Flash Crash trader said he changed his mind a lot

Shiny Brain ArtM Sxc Hu

A self-described insomniac, Navinder Singh Sarao railed against high-speed traders for corrupting financial markets and defended his own rapid-fire success as the benefit of a quick mind.

'I trade very large, but change my mind in a second', wrote Sarao in a May 2014 e-mail to the U.K. Financial Conduct Authority before he was accused this week in the U.S. of contributing to the 2010 flash crash.

Bloomberg News reports that these new details, gleaned from pages of e-mails and documents released by U.S. authorities as part of their case against him, are at odds with the public profile that has so far emerged of the 36-year-old Londoner.

He worked out of sight, sometimes from his parents’ suburban home, before his arrest this week and was described by one fellow trader as distant.
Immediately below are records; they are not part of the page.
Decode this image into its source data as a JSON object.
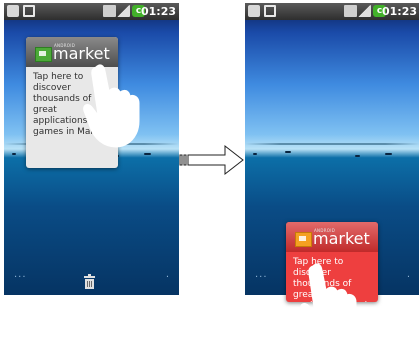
{
  "left_screen": {
    "status_bar": {
      "icons": [
        "usb-icon",
        "sd-card-icon",
        "network-icon",
        "signal-icon",
        "battery-icon"
      ],
      "clock": "01:23"
    },
    "widget": {
      "sublabel": "ANDROID",
      "name": "market",
      "description": "Tap here to discover thousands of great applications and games in Market."
    },
    "dock": {
      "left": "···",
      "right": "·"
    }
  },
  "right_screen": {
    "status_bar": {
      "icons": [
        "usb-icon",
        "sd-card-icon",
        "network-icon",
        "signal-icon",
        "battery-icon"
      ],
      "clock": "01:23"
    },
    "widget": {
      "sublabel": "ANDROID",
      "name": "market",
      "description": "Tap here to discover thousands of great applications and games in Market."
    },
    "dock": {
      "left": "···",
      "right": "·"
    }
  },
  "colors": {
    "widget_gray": "#e8e8e8",
    "widget_red": "#ee3f3f",
    "battery_green": "#42b12a",
    "market_logo_green": "#4caa38"
  }
}
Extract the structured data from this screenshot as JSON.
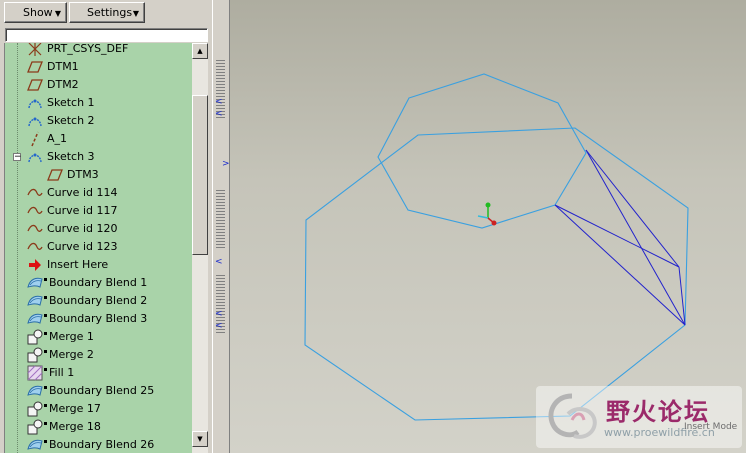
{
  "toolbar": {
    "show_label": "Show",
    "settings_label": "Settings"
  },
  "tree": {
    "items": [
      {
        "label": "PRT_CSYS_DEF",
        "icon": "csys-icon"
      },
      {
        "label": "DTM1",
        "icon": "datum-plane-icon"
      },
      {
        "label": "DTM2",
        "icon": "datum-plane-icon"
      },
      {
        "label": "Sketch 1",
        "icon": "sketch-icon"
      },
      {
        "label": "Sketch 2",
        "icon": "sketch-icon"
      },
      {
        "label": "A_1",
        "icon": "datum-axis-icon"
      },
      {
        "label": "Sketch 3",
        "icon": "sketch-icon"
      },
      {
        "label": "DTM3",
        "icon": "datum-plane-icon"
      },
      {
        "label": "Curve id 114",
        "icon": "curve-icon"
      },
      {
        "label": "Curve id 117",
        "icon": "curve-icon"
      },
      {
        "label": "Curve id 120",
        "icon": "curve-icon"
      },
      {
        "label": "Curve id 123",
        "icon": "curve-icon"
      },
      {
        "label": "Insert Here",
        "icon": "insert-arrow-icon"
      },
      {
        "label": "Boundary Blend 1",
        "icon": "boundary-blend-icon"
      },
      {
        "label": "Boundary Blend 2",
        "icon": "boundary-blend-icon"
      },
      {
        "label": "Boundary Blend 3",
        "icon": "boundary-blend-icon"
      },
      {
        "label": "Merge 1",
        "icon": "merge-icon"
      },
      {
        "label": "Merge 2",
        "icon": "merge-icon"
      },
      {
        "label": "Fill 1",
        "icon": "fill-icon"
      },
      {
        "label": "Boundary Blend 25",
        "icon": "boundary-blend-icon"
      },
      {
        "label": "Merge 17",
        "icon": "merge-icon"
      },
      {
        "label": "Merge 18",
        "icon": "merge-icon"
      },
      {
        "label": "Boundary Blend 26",
        "icon": "boundary-blend-icon"
      }
    ]
  },
  "viewport": {
    "mode_text": "Insert Mode",
    "watermark_title": "野火论坛",
    "watermark_url": "www.proewildfire.cn"
  },
  "colors": {
    "tree_background": "#a9d3a9",
    "curve_color": "#3aa0e0",
    "blend_line_color": "#2222cc"
  }
}
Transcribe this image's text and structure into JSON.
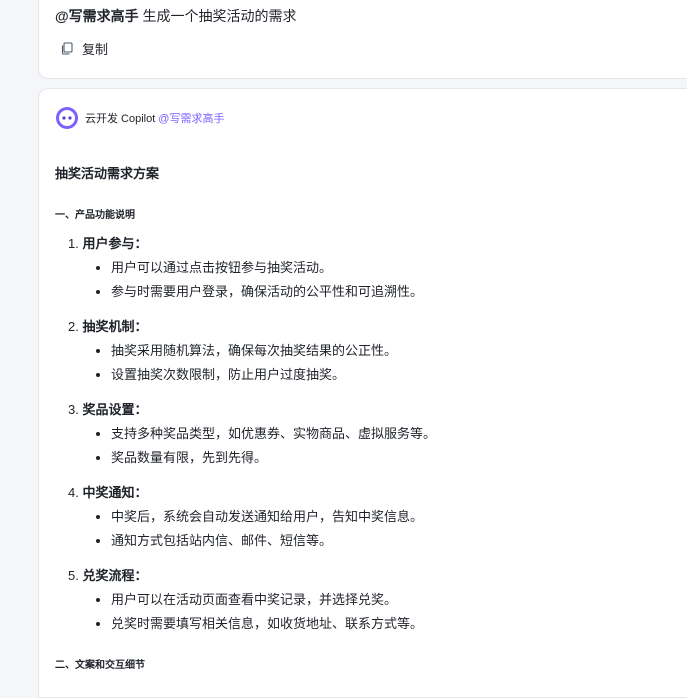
{
  "prompt": {
    "mention": "@写需求高手",
    "text": " 生成一个抽奖活动的需求",
    "copy_label": "复制"
  },
  "response": {
    "bot_name": "云开发 Copilot",
    "bot_mention": "@写需求高手",
    "title": "抽奖活动需求方案",
    "section1_title": "一、产品功能说明",
    "section2_title": "二、文案和交互细节",
    "items": [
      {
        "num": "1.",
        "title": "用户参与：",
        "bullets": [
          "用户可以通过点击按钮参与抽奖活动。",
          "参与时需要用户登录，确保活动的公平性和可追溯性。"
        ]
      },
      {
        "num": "2.",
        "title": "抽奖机制：",
        "bullets": [
          "抽奖采用随机算法，确保每次抽奖结果的公正性。",
          "设置抽奖次数限制，防止用户过度抽奖。"
        ]
      },
      {
        "num": "3.",
        "title": "奖品设置：",
        "bullets": [
          "支持多种奖品类型，如优惠券、实物商品、虚拟服务等。",
          "奖品数量有限，先到先得。"
        ]
      },
      {
        "num": "4.",
        "title": "中奖通知：",
        "bullets": [
          "中奖后，系统会自动发送通知给用户，告知中奖信息。",
          "通知方式包括站内信、邮件、短信等。"
        ]
      },
      {
        "num": "5.",
        "title": "兑奖流程：",
        "bullets": [
          "用户可以在活动页面查看中奖记录，并选择兑奖。",
          "兑奖时需要填写相关信息，如收货地址、联系方式等。"
        ]
      }
    ]
  },
  "icons": {
    "copy": "copy-icon",
    "avatar": "copilot-avatar-icon"
  },
  "colors": {
    "mention": "#7b61ff",
    "avatar_ring": "#7b61ff"
  }
}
The Sarao revealed in court records is a squeaky wheel, well known to his brokers and software providers, who he harassed for not enabling him to trade as fast as he wanted. 
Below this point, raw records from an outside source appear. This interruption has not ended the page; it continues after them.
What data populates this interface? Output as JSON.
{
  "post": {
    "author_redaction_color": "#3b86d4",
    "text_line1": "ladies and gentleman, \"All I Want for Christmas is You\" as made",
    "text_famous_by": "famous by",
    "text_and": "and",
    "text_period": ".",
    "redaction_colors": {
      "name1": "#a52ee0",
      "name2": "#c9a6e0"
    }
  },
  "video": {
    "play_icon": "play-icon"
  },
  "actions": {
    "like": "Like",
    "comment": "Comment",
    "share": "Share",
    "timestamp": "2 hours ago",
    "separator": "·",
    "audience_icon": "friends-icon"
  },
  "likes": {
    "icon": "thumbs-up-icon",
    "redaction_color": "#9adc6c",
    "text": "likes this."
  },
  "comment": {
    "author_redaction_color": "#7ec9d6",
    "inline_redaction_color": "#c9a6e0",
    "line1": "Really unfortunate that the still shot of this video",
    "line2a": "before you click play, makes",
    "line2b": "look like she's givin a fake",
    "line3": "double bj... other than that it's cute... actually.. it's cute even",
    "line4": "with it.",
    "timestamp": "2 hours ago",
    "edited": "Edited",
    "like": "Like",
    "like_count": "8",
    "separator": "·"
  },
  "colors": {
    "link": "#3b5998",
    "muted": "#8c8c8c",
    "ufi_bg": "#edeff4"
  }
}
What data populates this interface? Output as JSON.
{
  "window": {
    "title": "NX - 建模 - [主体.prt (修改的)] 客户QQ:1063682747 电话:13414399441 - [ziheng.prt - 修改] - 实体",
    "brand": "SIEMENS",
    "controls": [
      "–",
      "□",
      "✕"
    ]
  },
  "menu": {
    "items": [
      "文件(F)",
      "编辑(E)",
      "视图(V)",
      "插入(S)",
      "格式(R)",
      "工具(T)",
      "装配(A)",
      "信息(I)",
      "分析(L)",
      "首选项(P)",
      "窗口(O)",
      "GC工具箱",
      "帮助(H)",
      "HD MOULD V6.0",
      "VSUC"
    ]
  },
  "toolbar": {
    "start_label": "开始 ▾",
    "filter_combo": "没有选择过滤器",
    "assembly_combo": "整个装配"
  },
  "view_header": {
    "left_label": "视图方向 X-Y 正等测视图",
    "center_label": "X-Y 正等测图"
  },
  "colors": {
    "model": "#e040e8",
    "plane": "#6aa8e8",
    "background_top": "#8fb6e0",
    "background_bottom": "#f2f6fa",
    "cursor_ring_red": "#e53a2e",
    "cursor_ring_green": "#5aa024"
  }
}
To access the complete Bloomberg News article hit the link below:

Trader Tied to Flash Crash Says He Changed His Mind a Lot
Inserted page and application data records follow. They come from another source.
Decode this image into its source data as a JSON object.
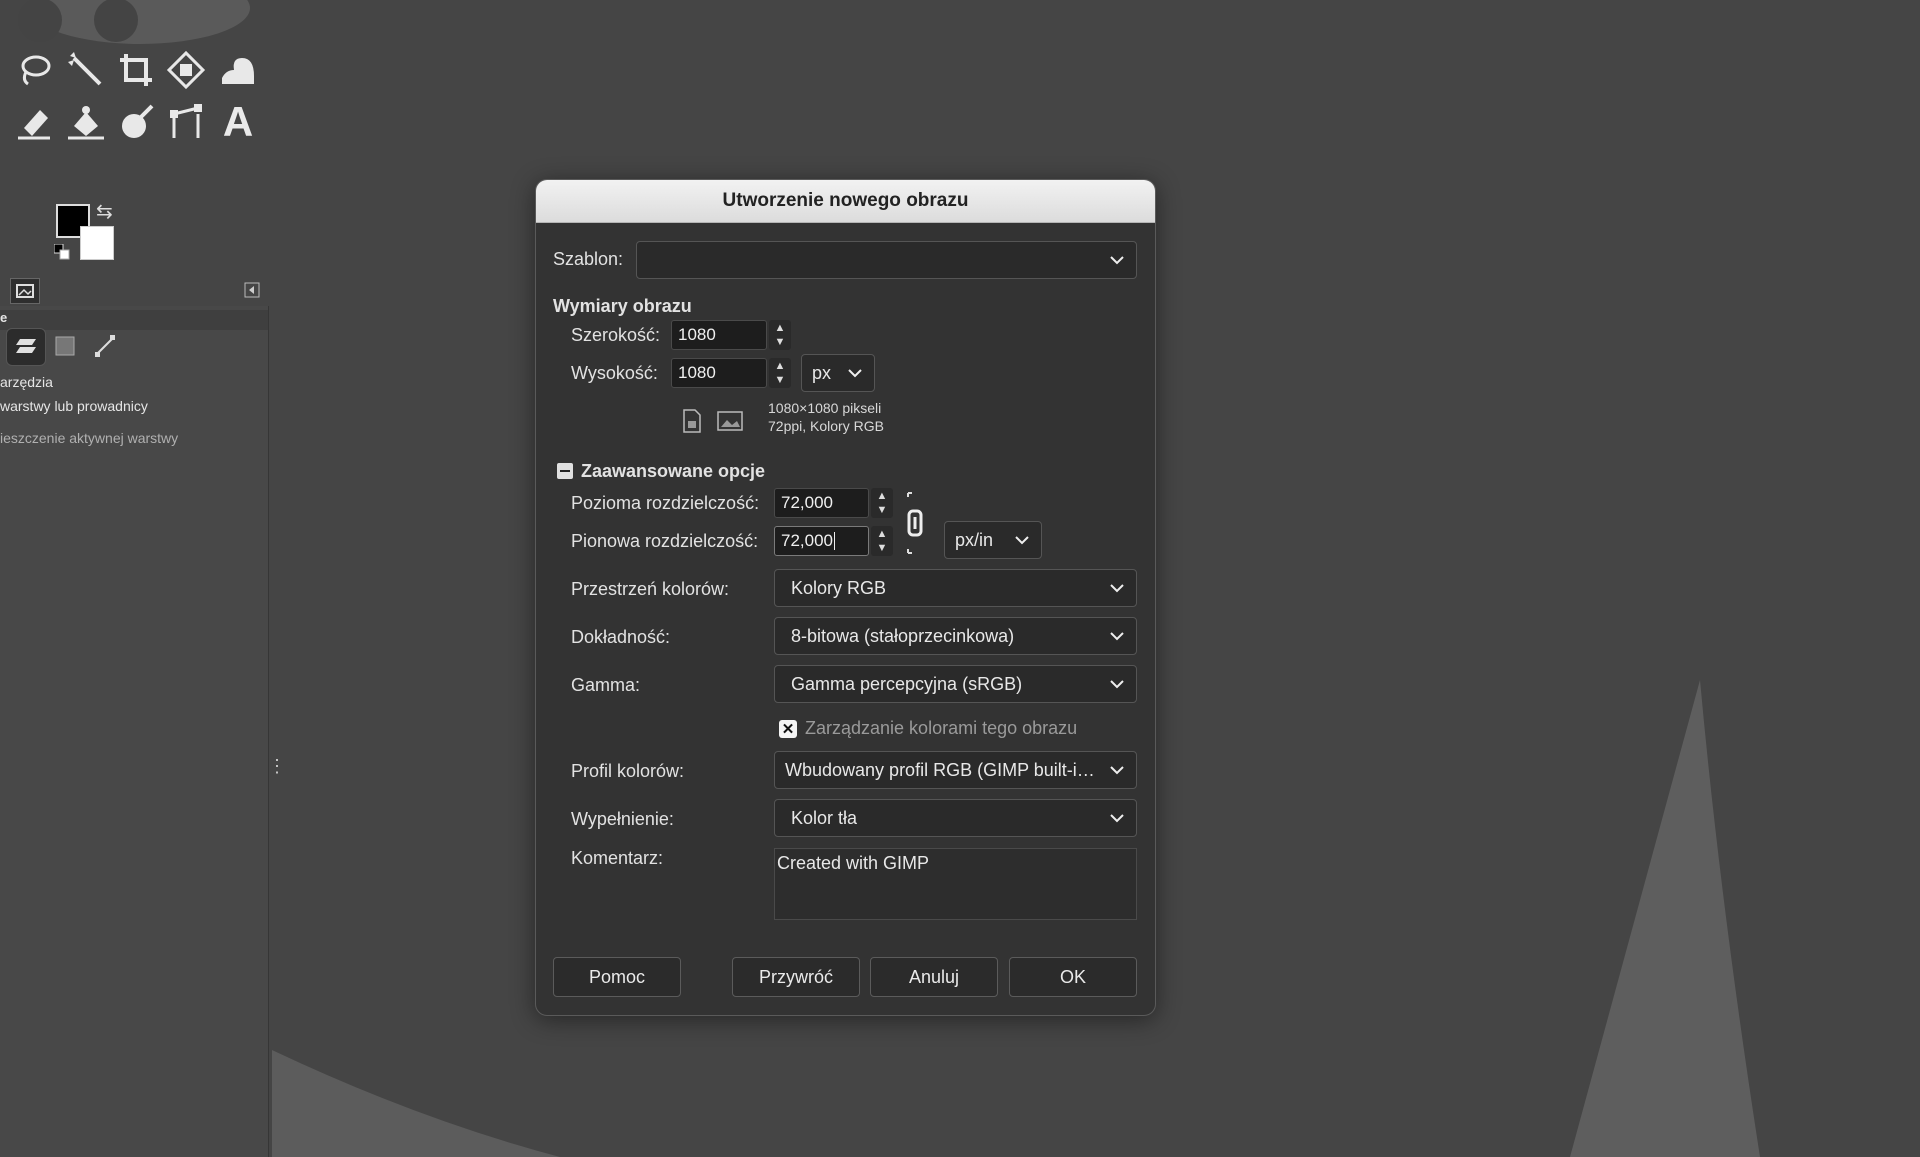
{
  "dialog": {
    "title": "Utworzenie nowego obrazu",
    "template": {
      "label": "Szablon:",
      "value": ""
    },
    "dimensions": {
      "section_label": "Wymiary obrazu",
      "width_label": "Szerokość:",
      "width_value": "1080",
      "height_label": "Wysokość:",
      "height_value": "1080",
      "unit": "px",
      "info_line1": "1080×1080 pikseli",
      "info_line2": "72ppi, Kolory RGB"
    },
    "advanced": {
      "section_label": "Zaawansowane opcje",
      "xres_label": "Pozioma rozdzielczość:",
      "xres_value": "72,000",
      "yres_label": "Pionowa rozdzielczość:",
      "yres_value": "72,000",
      "res_unit": "px/in",
      "colorspace_label": "Przestrzeń kolorów:",
      "colorspace_value": "Kolory RGB",
      "precision_label": "Dokładność:",
      "precision_value": "8-bitowa (stałoprzecinkowa)",
      "gamma_label": "Gamma:",
      "gamma_value": "Gamma percepcyjna (sRGB)",
      "color_manage_label": "Zarządzanie kolorami tego obrazu",
      "color_manage_checked": true,
      "profile_label": "Profil kolorów:",
      "profile_value": "Wbudowany profil RGB (GIMP built-i…",
      "fill_label": "Wypełnienie:",
      "fill_value": "Kolor tła",
      "comment_label": "Komentarz:",
      "comment_value": "Created with GIMP"
    },
    "buttons": {
      "help": "Pomoc",
      "reset": "Przywróć",
      "cancel": "Anuluj",
      "ok": "OK"
    }
  },
  "toolbox": {
    "tools_row1": [
      "free-select-icon",
      "fuzzy-select-icon",
      "crop-icon",
      "unified-transform-icon",
      "warp-transform-icon"
    ],
    "tools_row2": [
      "eraser-icon",
      "bucket-fill-icon",
      "smudge-icon",
      "paths-icon",
      "text-tool-icon"
    ],
    "text_tool_glyph": "A",
    "fg_color": "#000000",
    "bg_color": "#ffffff"
  },
  "tool_options": {
    "header_fragment": "e",
    "line1": "arzędzia",
    "line2": "warstwy lub prowadnicy",
    "line3": "ieszczenie aktywnej warstwy"
  },
  "colors": {
    "canvas_bg": "#454545",
    "dialog_bg": "#333333",
    "titlebar_text": "#222222"
  }
}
Deutsche Bank: Why The Fed Can't Ignore Treasury Market Illiquidity

JefferiesAnd the Best Place to Work in the global financial markets 2018 is...

Register for HITC Business News